Paan Singh was difficult to pull off: Shekhar
Filmmaker Shekhar Kapur commends one-time assistant Tigmanshu Dhulia’s Paan Singh Tomar. The veteran filmmaker feels Dhulia’s movie is as authentic as his own much-acclaimed biopic of the dreaded dacoit Phoolan Devi, titled Bandit Queen (1994).bollywood Updated: Mar 04, 2012 13:22 IST
Shekhar Kapur is pleasantly surprised after watching his one-time assistant-turned-director Tigmanshu Dhulia’s Paan Singh Tomar, that features actor Irrfan Khan in the title role. The veteran filmmaker feels Dhulia’s movie is as authentic as his own much-acclaimed biopic of the dreaded dacoit Phoolan Devi, titled Bandit Queen (1994).
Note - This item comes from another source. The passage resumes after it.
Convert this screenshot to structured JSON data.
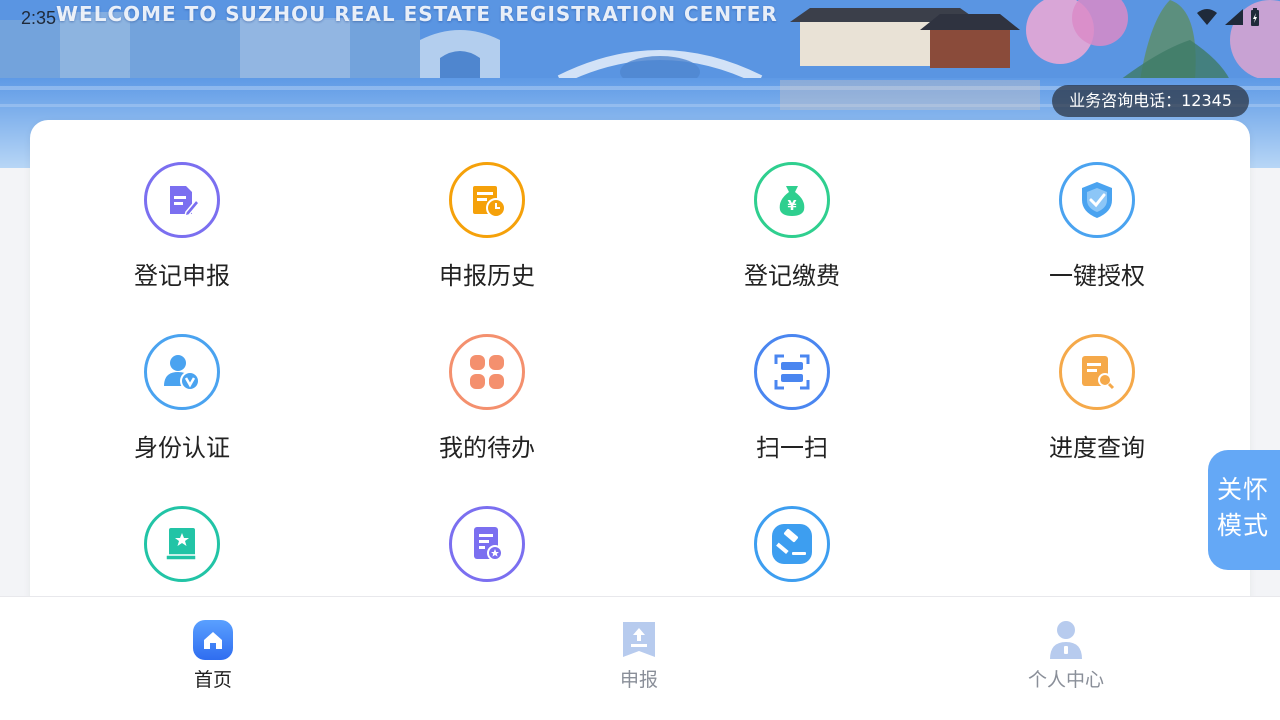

Shekhar is certain that Tigmanshu had a harder time making this film since it’s a commercial entertainer, unlike Bandit Queen. “I loved the film. It’s very difficult to pull off something like this, and quite brave of him (Tigmanshu) to attempt such a genre. He brought out all the characters in a balanced manner, and yet made it entertaining and commercial. I didn’t have that burden to carry,” feels Shekhar.
When Tigmanshu decided to make this biopic on the slain dacoits of Chambal, he had to do a great amount of research and accumulate details on Paan Singh. “Bandit Queen was already very famous when I made the film. She was alive, Tishu (Tigmanshu) didn’t have that luxury,” says Shekhar.
Produced by UTV Motion Pictures, the film tracks the life of Paan Singh Tomar, who, from a junior army officer to a gold medallist runner, metamorphoses into a rebel by joining a gang of gunmen.
Does he claim credit as being Tigmanshu’s muse? Shekhar laughs it off, “Every film has its own identity. I’m proud that he’s made it so well. But if Tishu had to give any credit to Bandit Queen, I’d be happy to accept it.”
Ask Shekhar about his recent tweet, ‘I still feel Bandit Queen was my best film and not sure I can better that,’ and he replies, “Such films just happen. Till today, I am surprised how it actually happened.”
Commending Tigmanshu’s film for taking him on a nostalgia trip, he signs off, “It reminds me of the adventure of filmmaking in the valleys of Chambal.”